Data items
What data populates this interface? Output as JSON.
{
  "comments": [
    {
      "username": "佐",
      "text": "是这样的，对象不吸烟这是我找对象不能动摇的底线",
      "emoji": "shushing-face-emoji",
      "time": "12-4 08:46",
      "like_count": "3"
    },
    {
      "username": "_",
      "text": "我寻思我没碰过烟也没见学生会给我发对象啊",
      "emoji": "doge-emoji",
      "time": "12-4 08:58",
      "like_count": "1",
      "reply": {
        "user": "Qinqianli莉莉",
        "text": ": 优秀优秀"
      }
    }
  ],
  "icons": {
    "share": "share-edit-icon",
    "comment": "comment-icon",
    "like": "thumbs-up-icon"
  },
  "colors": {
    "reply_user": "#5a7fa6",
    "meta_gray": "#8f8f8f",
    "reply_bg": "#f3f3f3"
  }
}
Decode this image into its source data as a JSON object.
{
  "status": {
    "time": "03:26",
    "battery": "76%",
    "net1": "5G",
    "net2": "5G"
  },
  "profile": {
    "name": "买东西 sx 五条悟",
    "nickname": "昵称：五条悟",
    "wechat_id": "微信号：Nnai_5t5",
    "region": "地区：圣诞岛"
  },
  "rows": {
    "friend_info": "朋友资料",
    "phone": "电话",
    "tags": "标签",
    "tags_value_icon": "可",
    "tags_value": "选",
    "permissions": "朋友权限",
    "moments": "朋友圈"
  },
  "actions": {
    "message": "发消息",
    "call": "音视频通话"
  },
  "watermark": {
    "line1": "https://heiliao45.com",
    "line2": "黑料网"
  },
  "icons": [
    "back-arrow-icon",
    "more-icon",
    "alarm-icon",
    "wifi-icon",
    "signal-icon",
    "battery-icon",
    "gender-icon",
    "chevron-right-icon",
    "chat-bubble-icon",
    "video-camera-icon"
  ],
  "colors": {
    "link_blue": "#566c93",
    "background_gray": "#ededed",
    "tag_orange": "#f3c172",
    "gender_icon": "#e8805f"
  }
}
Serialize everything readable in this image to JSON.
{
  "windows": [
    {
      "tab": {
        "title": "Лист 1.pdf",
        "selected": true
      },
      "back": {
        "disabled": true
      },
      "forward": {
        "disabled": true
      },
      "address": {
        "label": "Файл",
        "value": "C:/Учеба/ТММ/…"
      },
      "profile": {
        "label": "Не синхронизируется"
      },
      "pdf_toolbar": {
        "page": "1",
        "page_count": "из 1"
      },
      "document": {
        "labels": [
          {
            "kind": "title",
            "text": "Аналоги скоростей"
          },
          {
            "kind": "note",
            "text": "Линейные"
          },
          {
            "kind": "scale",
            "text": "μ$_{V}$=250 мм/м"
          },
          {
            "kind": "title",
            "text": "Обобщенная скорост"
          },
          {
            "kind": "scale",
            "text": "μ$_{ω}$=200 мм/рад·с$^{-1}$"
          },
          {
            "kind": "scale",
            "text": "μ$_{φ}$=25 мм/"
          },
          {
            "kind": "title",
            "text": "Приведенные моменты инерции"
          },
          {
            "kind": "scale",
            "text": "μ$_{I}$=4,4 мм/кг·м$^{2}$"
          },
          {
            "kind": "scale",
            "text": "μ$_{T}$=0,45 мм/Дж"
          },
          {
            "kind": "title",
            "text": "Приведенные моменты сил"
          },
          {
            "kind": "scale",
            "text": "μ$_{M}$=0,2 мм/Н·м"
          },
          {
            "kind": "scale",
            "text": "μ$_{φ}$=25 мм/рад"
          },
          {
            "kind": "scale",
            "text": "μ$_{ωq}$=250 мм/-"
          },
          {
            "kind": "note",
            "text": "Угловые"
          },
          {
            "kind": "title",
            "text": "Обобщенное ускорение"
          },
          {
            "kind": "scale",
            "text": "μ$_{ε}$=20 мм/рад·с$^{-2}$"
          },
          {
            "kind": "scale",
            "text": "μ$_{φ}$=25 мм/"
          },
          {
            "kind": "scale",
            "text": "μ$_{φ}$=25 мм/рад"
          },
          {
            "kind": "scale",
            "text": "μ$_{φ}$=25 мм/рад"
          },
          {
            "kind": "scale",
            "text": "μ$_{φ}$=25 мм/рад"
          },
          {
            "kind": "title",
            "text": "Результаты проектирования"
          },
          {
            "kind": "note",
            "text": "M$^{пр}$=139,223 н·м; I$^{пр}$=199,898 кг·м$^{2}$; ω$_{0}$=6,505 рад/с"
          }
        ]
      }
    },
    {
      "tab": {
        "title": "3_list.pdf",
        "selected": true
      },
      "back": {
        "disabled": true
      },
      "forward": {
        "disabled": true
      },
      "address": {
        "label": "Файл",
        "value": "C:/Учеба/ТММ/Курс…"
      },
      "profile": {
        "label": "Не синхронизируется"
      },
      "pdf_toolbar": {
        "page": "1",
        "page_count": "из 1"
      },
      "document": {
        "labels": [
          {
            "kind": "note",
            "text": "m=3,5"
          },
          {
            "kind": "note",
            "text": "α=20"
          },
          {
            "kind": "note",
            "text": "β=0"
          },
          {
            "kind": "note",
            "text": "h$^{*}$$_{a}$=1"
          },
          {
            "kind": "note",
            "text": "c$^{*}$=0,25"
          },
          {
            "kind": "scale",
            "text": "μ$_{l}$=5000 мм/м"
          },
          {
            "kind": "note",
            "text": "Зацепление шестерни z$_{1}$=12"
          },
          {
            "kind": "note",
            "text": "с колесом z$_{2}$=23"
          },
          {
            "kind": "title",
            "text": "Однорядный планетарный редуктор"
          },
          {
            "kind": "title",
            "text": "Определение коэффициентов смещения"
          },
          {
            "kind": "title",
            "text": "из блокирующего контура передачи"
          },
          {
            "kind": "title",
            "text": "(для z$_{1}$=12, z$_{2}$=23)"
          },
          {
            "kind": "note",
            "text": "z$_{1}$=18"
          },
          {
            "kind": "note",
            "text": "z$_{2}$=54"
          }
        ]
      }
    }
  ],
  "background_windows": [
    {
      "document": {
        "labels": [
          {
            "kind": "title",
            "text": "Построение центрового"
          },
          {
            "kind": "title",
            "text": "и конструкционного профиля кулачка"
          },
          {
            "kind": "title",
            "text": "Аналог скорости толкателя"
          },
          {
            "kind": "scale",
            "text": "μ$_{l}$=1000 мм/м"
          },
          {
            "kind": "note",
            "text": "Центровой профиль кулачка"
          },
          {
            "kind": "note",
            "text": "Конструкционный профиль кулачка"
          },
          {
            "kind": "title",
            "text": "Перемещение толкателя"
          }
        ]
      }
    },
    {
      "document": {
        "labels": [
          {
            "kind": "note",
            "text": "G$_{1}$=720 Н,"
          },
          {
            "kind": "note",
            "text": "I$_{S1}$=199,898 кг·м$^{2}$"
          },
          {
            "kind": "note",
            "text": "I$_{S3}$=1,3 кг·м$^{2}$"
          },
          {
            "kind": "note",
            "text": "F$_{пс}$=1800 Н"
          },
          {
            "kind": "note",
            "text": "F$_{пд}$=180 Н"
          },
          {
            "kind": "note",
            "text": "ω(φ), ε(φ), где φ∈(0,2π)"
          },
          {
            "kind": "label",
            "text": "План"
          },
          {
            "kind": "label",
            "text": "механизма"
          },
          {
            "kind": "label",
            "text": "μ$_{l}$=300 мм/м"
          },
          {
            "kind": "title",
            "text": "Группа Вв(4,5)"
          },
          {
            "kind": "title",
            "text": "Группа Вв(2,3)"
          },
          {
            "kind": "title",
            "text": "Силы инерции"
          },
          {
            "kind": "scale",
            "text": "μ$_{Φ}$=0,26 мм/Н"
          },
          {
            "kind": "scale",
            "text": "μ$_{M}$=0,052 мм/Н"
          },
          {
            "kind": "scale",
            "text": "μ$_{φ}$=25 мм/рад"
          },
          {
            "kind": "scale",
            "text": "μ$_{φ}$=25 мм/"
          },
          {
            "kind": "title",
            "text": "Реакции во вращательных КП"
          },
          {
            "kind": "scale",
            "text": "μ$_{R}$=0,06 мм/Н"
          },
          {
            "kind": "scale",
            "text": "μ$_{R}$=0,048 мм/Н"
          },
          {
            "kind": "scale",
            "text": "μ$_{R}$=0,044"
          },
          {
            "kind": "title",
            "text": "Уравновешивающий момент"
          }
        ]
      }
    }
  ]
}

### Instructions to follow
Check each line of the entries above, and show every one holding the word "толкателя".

### Exercise output
            "text": "Аналог скорости толкателя"
            "text": "Перемещение толкателя"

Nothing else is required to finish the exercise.